The common name of “earwig” comes from an old European superstition that these insects enter the ears of sleeping people and bore into the brain. This belief is without foundation. The forcepslike cerci are apparently used as both offensive and defensive weapons, and are sometimes used to capture prey. Earwigs are worldwide in distribution, with about 22 species occurring in the United States.
Adults about 1/4-1″ (5-25 mm) long, with body elongate, flattened in form. Color varies from pale brown with dark markings to uniformly reddish brown to black, but with paler legs. With 4 wings (rarely wingless), front wings leathery, short, and meeting in a straight line down the back whereas, hind wings membranous, fan-shaped, and folded under front wings. Nymphs similar to adults but have no wings.

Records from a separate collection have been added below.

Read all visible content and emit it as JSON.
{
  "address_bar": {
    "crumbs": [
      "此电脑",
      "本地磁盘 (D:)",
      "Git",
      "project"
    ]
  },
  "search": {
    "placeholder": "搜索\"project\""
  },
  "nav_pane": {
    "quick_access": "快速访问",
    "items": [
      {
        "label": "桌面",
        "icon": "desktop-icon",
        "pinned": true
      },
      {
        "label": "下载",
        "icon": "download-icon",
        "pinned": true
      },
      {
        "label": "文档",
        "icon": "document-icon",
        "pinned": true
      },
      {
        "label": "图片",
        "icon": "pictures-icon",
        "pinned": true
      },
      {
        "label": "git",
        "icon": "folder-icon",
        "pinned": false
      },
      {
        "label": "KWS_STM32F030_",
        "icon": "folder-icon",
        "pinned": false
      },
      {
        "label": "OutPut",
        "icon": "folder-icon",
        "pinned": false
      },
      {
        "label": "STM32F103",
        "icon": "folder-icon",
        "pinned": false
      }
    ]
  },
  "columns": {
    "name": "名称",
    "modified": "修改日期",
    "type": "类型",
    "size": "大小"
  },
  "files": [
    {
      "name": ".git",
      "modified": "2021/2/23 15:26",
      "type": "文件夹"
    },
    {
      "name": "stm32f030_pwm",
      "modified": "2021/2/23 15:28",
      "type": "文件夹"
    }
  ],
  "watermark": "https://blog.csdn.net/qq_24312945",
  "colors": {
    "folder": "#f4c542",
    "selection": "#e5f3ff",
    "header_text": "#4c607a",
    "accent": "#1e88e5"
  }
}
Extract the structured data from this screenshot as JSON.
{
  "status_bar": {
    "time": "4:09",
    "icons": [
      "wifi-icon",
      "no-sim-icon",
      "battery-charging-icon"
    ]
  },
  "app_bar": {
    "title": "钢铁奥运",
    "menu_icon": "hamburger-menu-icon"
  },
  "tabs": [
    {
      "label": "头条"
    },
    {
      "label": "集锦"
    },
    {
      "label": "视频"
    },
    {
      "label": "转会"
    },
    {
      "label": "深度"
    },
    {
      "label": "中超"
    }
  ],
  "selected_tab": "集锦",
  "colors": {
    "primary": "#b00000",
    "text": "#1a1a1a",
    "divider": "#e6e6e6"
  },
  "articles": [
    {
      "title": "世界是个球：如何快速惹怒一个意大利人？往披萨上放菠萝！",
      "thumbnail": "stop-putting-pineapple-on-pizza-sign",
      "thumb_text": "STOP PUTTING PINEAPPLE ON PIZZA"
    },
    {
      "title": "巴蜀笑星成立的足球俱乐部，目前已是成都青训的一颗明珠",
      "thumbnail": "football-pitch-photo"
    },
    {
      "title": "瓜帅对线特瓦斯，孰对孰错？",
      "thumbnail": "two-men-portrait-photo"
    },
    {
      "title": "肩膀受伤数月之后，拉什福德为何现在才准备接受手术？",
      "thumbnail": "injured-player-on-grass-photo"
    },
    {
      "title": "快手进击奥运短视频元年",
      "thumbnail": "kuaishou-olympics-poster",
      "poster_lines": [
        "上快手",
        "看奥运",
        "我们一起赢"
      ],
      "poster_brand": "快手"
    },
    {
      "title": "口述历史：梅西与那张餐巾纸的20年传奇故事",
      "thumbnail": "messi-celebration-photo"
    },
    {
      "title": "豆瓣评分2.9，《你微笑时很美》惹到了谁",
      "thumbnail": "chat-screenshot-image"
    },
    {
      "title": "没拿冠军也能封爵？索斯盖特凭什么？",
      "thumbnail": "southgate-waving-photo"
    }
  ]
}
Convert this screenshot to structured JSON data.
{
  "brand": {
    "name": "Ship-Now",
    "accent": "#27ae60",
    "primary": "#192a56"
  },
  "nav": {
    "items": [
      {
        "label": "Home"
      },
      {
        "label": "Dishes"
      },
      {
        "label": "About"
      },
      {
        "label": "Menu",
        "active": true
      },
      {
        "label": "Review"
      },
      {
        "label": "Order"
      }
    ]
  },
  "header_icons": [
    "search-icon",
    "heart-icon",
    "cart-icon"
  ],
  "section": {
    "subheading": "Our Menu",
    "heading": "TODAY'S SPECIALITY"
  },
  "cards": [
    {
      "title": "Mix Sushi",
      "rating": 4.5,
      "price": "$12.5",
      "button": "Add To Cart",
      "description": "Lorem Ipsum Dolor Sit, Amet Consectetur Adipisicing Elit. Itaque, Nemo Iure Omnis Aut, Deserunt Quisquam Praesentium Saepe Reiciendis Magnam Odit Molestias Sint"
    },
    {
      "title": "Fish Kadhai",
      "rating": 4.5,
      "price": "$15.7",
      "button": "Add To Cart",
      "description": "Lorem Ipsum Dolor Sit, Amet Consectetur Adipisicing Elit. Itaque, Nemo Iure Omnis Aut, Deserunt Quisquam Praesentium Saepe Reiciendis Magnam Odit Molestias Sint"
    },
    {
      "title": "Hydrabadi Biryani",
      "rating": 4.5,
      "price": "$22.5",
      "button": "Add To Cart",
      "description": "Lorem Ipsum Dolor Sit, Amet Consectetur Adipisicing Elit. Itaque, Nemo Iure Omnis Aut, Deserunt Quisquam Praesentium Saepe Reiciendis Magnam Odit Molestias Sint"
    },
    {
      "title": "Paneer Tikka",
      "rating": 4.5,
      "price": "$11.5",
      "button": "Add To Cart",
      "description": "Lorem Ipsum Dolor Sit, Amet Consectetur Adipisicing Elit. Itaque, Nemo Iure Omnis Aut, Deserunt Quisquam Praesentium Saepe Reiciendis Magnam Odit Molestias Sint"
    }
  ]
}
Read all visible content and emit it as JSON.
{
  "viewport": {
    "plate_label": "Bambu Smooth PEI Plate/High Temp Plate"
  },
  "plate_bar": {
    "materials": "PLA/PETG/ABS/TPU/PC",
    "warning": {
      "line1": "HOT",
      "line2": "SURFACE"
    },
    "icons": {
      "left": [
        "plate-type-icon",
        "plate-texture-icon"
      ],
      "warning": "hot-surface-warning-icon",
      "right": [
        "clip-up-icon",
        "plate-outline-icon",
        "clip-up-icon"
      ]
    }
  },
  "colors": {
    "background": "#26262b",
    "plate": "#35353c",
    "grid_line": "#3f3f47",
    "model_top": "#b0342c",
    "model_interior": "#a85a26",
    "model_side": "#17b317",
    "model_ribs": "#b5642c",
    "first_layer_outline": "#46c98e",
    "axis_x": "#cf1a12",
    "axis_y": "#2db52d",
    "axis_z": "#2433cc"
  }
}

Earwigs typically overwinter outdoors as adults in protected situations. The European earwig overwinters in pairs in earthen cells 1 1/8-1 1/2″ (30-40 mm) beneath the surface and the striped earwig in subterranean burrows or chambers. The females lay and tend their eggs in these underground situations and then tend the newly hatched nymphs. Earwigs have 4-5 nymphal instars. Nymphal development averages about 56 days (range 40-60) for the striped and takes about 68 days for the European earwig, both having 4 instars. European females lay about 30-55 eggs the first batch and many fewer the second time. The striped female lays about 50 eggs the first time and may lay 3-4 more batches. The red-legged female lays about 40-53 eggs on the average and its 5 nymphal instars require about 80 days to complete development. Some females may live as long as 7 months after attaining maturity. Earwigs have a distinctive disagreeable/repugnant odor which is released when they are crushed, but some species can squirt such a liquid. They are gregarious in nature, typically occurring in groups. Red-legged earwigs have been reported to cause minor skin abrasions in humans.
Earwigs are nocturnal or active at night and hide during the day in moist, shady places such as under stones or logs, or in mulch. Neither the eggs nor nymphs can withstand long periods of dryness. Earwigs feed on live or dead plants and/or insects. At times they damage cultivated plants. The European earwig occasionally damages vegetables, flowers, fruits, ornamental shrubs, and trees, and has been recorded as feeding on honey in beehives. The red-legged earwig has been recorded as a pest of Irish and sweet potatoes in storage, damaging the roots of greenhouse vegetables, and as a pest in flour mills, breweries, meat-packing plants, slaughter houses, gardens, and nurseries. The striped earwig has not been recorded as damaging plants. Earwigs are attracted to lights or to insects attracted to lights. Usually it is the European and red-legged earwigs which occasionally invade homes, sometimes by the hundreds or thousands.
The key to control is the removal of unessential mulch, plant debris, and objects such as stones and boards from around the structure. The purpose of this is to establish a low-moisture zone which is disagreeable to earwigs. Micro-encapsulated and wettable powder residual formulations applied as 3-10 foot (1-3 m) band treatments are particularly effective. Baits are very effective. Indoor control is supplemental to the outdoor control measures.